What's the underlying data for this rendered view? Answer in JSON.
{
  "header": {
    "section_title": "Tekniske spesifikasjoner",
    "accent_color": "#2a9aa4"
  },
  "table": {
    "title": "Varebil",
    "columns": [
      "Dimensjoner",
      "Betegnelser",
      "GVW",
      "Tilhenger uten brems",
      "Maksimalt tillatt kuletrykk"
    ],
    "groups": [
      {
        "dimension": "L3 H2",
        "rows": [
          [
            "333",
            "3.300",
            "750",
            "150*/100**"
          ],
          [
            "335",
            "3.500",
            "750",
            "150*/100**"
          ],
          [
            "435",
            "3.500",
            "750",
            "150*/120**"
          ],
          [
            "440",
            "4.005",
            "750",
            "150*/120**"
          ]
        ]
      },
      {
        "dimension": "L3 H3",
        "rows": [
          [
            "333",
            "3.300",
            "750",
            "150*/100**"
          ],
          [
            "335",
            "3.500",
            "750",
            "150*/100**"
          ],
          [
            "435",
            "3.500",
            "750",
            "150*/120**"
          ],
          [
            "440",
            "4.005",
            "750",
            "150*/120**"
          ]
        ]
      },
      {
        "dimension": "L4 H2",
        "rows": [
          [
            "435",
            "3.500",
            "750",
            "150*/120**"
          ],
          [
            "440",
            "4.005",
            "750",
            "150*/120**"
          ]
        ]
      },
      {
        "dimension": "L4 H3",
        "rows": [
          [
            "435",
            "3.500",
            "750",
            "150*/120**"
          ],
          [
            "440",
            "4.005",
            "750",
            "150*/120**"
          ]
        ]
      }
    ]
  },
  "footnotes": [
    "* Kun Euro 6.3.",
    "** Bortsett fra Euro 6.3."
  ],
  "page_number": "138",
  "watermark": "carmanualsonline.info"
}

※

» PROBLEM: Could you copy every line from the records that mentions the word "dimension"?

» ANSWER BELOW:
        "dimension": "L3 H2",
        "dimension": "L3 H3",
        "dimension": "L4 H2",
        "dimension": "L4 H3",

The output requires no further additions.